Records supplied:
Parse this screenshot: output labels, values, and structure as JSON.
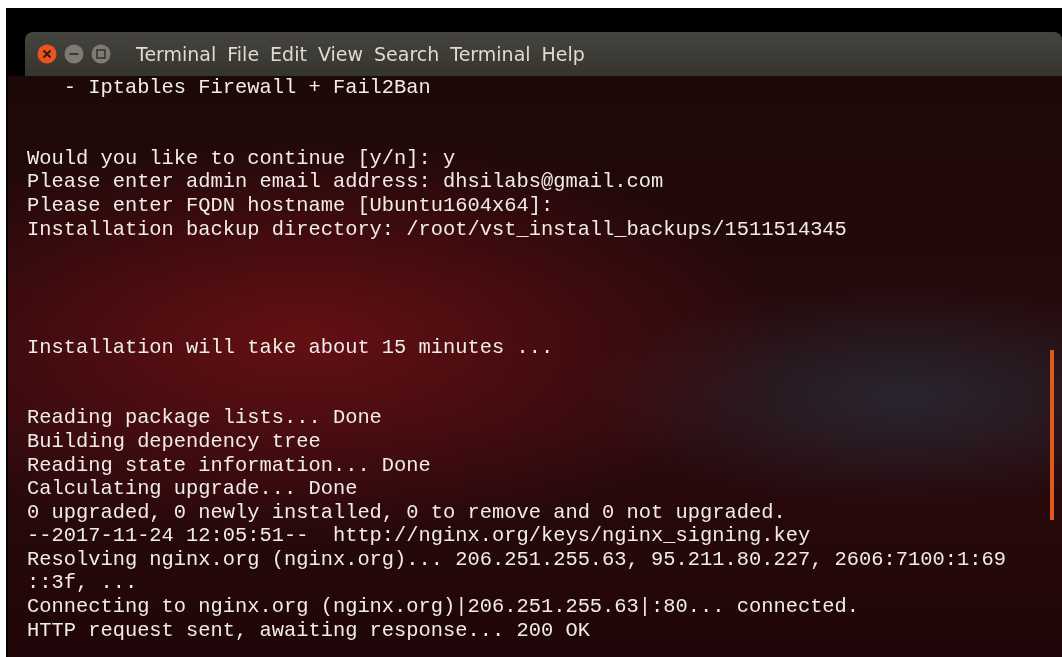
{
  "window": {
    "menu": [
      "Terminal",
      "File",
      "Edit",
      "View",
      "Search",
      "Terminal",
      "Help"
    ]
  },
  "terminal": {
    "lines": [
      {
        "kind": "text",
        "text": "   - Iptables Firewall + Fail2Ban"
      },
      {
        "kind": "blank"
      },
      {
        "kind": "blank"
      },
      {
        "kind": "text",
        "text": "Would you like to continue [y/n]: y"
      },
      {
        "kind": "text",
        "text": "Please enter admin email address: dhsilabs@gmail.com"
      },
      {
        "kind": "text",
        "text": "Please enter FQDN hostname [Ubuntu1604x64]:"
      },
      {
        "kind": "text",
        "text": "Installation backup directory: /root/vst_install_backups/1511514345"
      },
      {
        "kind": "blank"
      },
      {
        "kind": "blank"
      },
      {
        "kind": "blank"
      },
      {
        "kind": "blank"
      },
      {
        "kind": "text",
        "text": "Installation will take about 15 minutes ..."
      },
      {
        "kind": "blank"
      },
      {
        "kind": "blank"
      },
      {
        "kind": "text",
        "text": "Reading package lists... Done"
      },
      {
        "kind": "text",
        "text": "Building dependency tree"
      },
      {
        "kind": "text",
        "text": "Reading state information... Done"
      },
      {
        "kind": "text",
        "text": "Calculating upgrade... Done"
      },
      {
        "kind": "text",
        "text": "0 upgraded, 0 newly installed, 0 to remove and 0 not upgraded."
      },
      {
        "kind": "text",
        "text": "--2017-11-24 12:05:51--  http://nginx.org/keys/nginx_signing.key"
      },
      {
        "kind": "text",
        "text": "Resolving nginx.org (nginx.org)... 206.251.255.63, 95.211.80.227, 2606:7100:1:69"
      },
      {
        "kind": "text",
        "text": "::3f, ..."
      },
      {
        "kind": "text",
        "text": "Connecting to nginx.org (nginx.org)|206.251.255.63|:80... connected."
      },
      {
        "kind": "text",
        "text": "HTTP request sent, awaiting response... 200 OK"
      }
    ]
  }
}
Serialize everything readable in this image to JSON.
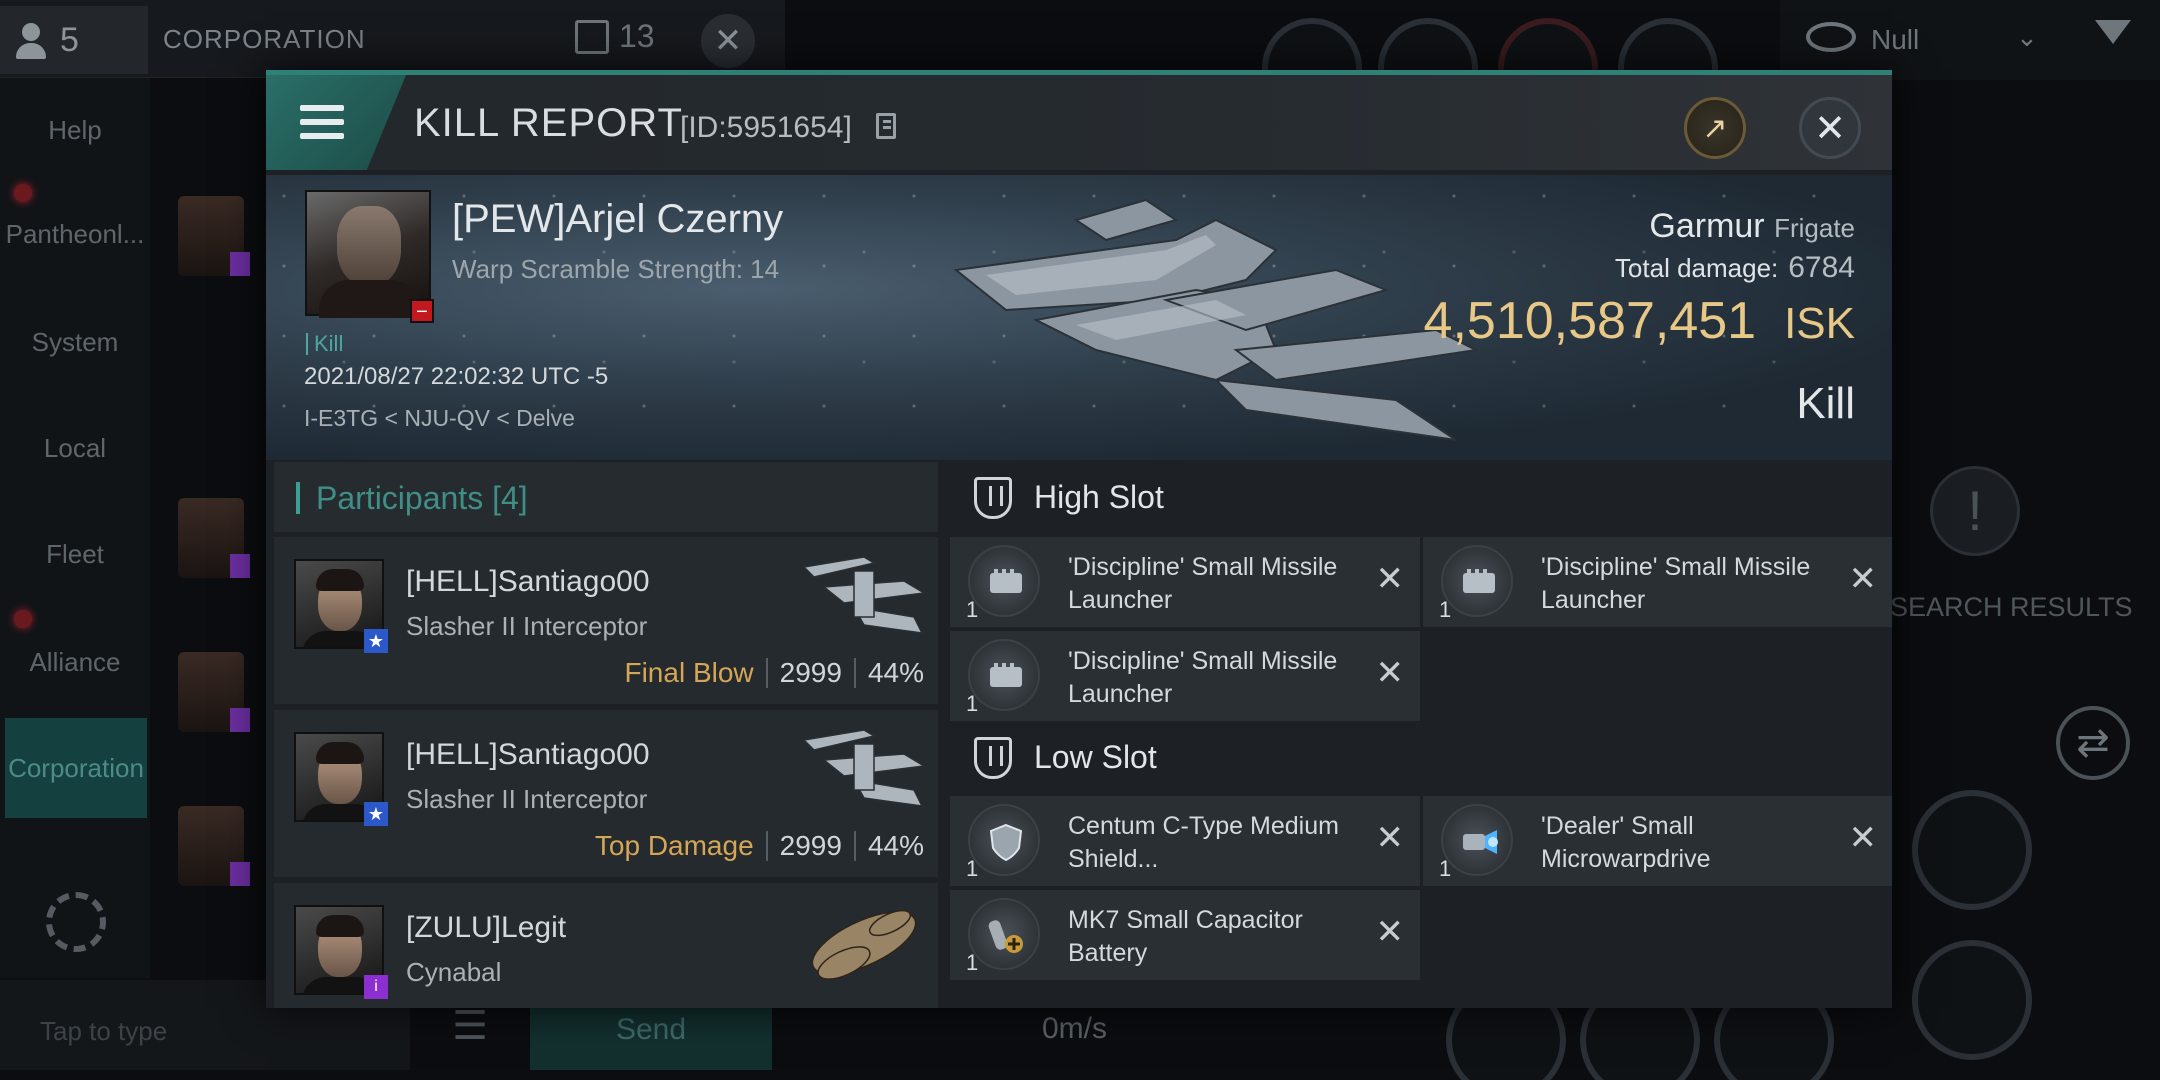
{
  "background": {
    "people_count": "5",
    "corp_title": "CORPORATION",
    "message_count": "13",
    "nav": [
      "Help",
      "Pantheonl...",
      "System",
      "Local",
      "Fleet",
      "Alliance",
      "Corporation"
    ],
    "chat_placeholder": "Tap to type",
    "send_label": "Send",
    "overview_filter": "Null",
    "search_results": "SEARCH RESULTS",
    "speed": "0m/s"
  },
  "header": {
    "title": "KILL REPORT",
    "id": "[ID:5951654]"
  },
  "victim": {
    "name": "[PEW]Arjel Czerny",
    "warp_scramble": "Warp Scramble Strength: 14",
    "kill_tag": "Kill",
    "datetime": "2021/08/27 22:02:32 UTC -5",
    "location": "I-E3TG < NJU-QV < Delve",
    "ship_name": "Garmur",
    "ship_class": "Frigate",
    "total_damage_label": "Total damage:",
    "total_damage": "6784",
    "isk_value": "4,510,587,451",
    "isk_label": "ISK",
    "result": "Kill"
  },
  "participants": {
    "title": "Participants",
    "count": "[4]",
    "list": [
      {
        "name": "[HELL]Santiago00",
        "ship": "Slasher II Interceptor",
        "tag": "Final Blow",
        "damage": "2999",
        "percent": "44%"
      },
      {
        "name": "[HELL]Santiago00",
        "ship": "Slasher II Interceptor",
        "tag": "Top Damage",
        "damage": "2999",
        "percent": "44%"
      },
      {
        "name": "[ZULU]Legit",
        "ship": "Cynabal"
      }
    ]
  },
  "slots": {
    "high": {
      "title": "High Slot",
      "items": [
        {
          "qty": "1",
          "name": "'Discipline' Small Missile Launcher"
        },
        {
          "qty": "1",
          "name": "'Discipline' Small Missile Launcher"
        },
        {
          "qty": "1",
          "name": "'Discipline' Small Missile Launcher"
        }
      ]
    },
    "low": {
      "title": "Low Slot",
      "items": [
        {
          "qty": "1",
          "name": "Centum C-Type Medium Shield..."
        },
        {
          "qty": "1",
          "name": "'Dealer' Small Microwarpdrive"
        },
        {
          "qty": "1",
          "name": "MK7 Small Capacitor Battery"
        }
      ]
    }
  },
  "colors": {
    "accent": "#2f8077",
    "isk": "#e8c887",
    "final_blow": "#d4a656"
  }
}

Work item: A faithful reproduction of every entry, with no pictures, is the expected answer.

Response below:
Parse this screenshot: output labels, values, and structure as JSON.
{
  "window": {
    "menu": [
      "Terminal",
      "File",
      "Edit",
      "View",
      "Search",
      "Terminal",
      "Help"
    ]
  },
  "terminal": {
    "lines": [
      {
        "kind": "text",
        "text": "   - Iptables Firewall + Fail2Ban"
      },
      {
        "kind": "blank"
      },
      {
        "kind": "blank"
      },
      {
        "kind": "text",
        "text": "Would you like to continue [y/n]: y"
      },
      {
        "kind": "text",
        "text": "Please enter admin email address: dhsilabs@gmail.com"
      },
      {
        "kind": "text",
        "text": "Please enter FQDN hostname [Ubuntu1604x64]:"
      },
      {
        "kind": "text",
        "text": "Installation backup directory: /root/vst_install_backups/1511514345"
      },
      {
        "kind": "blank"
      },
      {
        "kind": "blank"
      },
      {
        "kind": "blank"
      },
      {
        "kind": "blank"
      },
      {
        "kind": "text",
        "text": "Installation will take about 15 minutes ..."
      },
      {
        "kind": "blank"
      },
      {
        "kind": "blank"
      },
      {
        "kind": "text",
        "text": "Reading package lists... Done"
      },
      {
        "kind": "text",
        "text": "Building dependency tree"
      },
      {
        "kind": "text",
        "text": "Reading state information... Done"
      },
      {
        "kind": "text",
        "text": "Calculating upgrade... Done"
      },
      {
        "kind": "text",
        "text": "0 upgraded, 0 newly installed, 0 to remove and 0 not upgraded."
      },
      {
        "kind": "text",
        "text": "--2017-11-24 12:05:51--  http://nginx.org/keys/nginx_signing.key"
      },
      {
        "kind": "text",
        "text": "Resolving nginx.org (nginx.org)... 206.251.255.63, 95.211.80.227, 2606:7100:1:69"
      },
      {
        "kind": "text",
        "text": "::3f, ..."
      },
      {
        "kind": "text",
        "text": "Connecting to nginx.org (nginx.org)|206.251.255.63|:80... connected."
      },
      {
        "kind": "text",
        "text": "HTTP request sent, awaiting response... 200 OK"
      }
    ]
  }
}
Serialize everything readable in this image to JSON.
{
  "background": {
    "people_count": "5",
    "corp_title": "CORPORATION",
    "message_count": "13",
    "nav": [
      "Help",
      "Pantheonl...",
      "System",
      "Local",
      "Fleet",
      "Alliance",
      "Corporation"
    ],
    "chat_placeholder": "Tap to type",
    "send_label": "Send",
    "overview_filter": "Null",
    "search_results": "SEARCH RESULTS",
    "speed": "0m/s"
  },
  "header": {
    "title": "KILL REPORT",
    "id": "[ID:5951654]"
  },
  "victim": {
    "name": "[PEW]Arjel Czerny",
    "warp_scramble": "Warp Scramble Strength: 14",
    "kill_tag": "Kill",
    "datetime": "2021/08/27 22:02:32 UTC -5",
    "location": "I-E3TG < NJU-QV < Delve",
    "ship_name": "Garmur",
    "ship_class": "Frigate",
    "total_damage_label": "Total damage:",
    "total_damage": "6784",
    "isk_value": "4,510,587,451",
    "isk_label": "ISK",
    "result": "Kill"
  },
  "participants": {
    "title": "Participants",
    "count": "[4]",
    "list": [
      {
        "name": "[HELL]Santiago00",
        "ship": "Slasher II Interceptor",
        "tag": "Final Blow",
        "damage": "2999",
        "percent": "44%"
      },
      {
        "name": "[HELL]Santiago00",
        "ship": "Slasher II Interceptor",
        "tag": "Top Damage",
        "damage": "2999",
        "percent": "44%"
      },
      {
        "name": "[ZULU]Legit",
        "ship": "Cynabal"
      }
    ]
  },
  "slots": {
    "high": {
      "title": "High Slot",
      "items": [
        {
          "qty": "1",
          "name": "'Discipline' Small Missile Launcher"
        },
        {
          "qty": "1",
          "name": "'Discipline' Small Missile Launcher"
        },
        {
          "qty": "1",
          "name": "'Discipline' Small Missile Launcher"
        }
      ]
    },
    "low": {
      "title": "Low Slot",
      "items": [
        {
          "qty": "1",
          "name": "Centum C-Type Medium Shield..."
        },
        {
          "qty": "1",
          "name": "'Dealer' Small Microwarpdrive"
        },
        {
          "qty": "1",
          "name": "MK7 Small Capacitor Battery"
        }
      ]
    }
  },
  "colors": {
    "accent": "#2f8077",
    "isk": "#e8c887",
    "final_blow": "#d4a656"
  }
}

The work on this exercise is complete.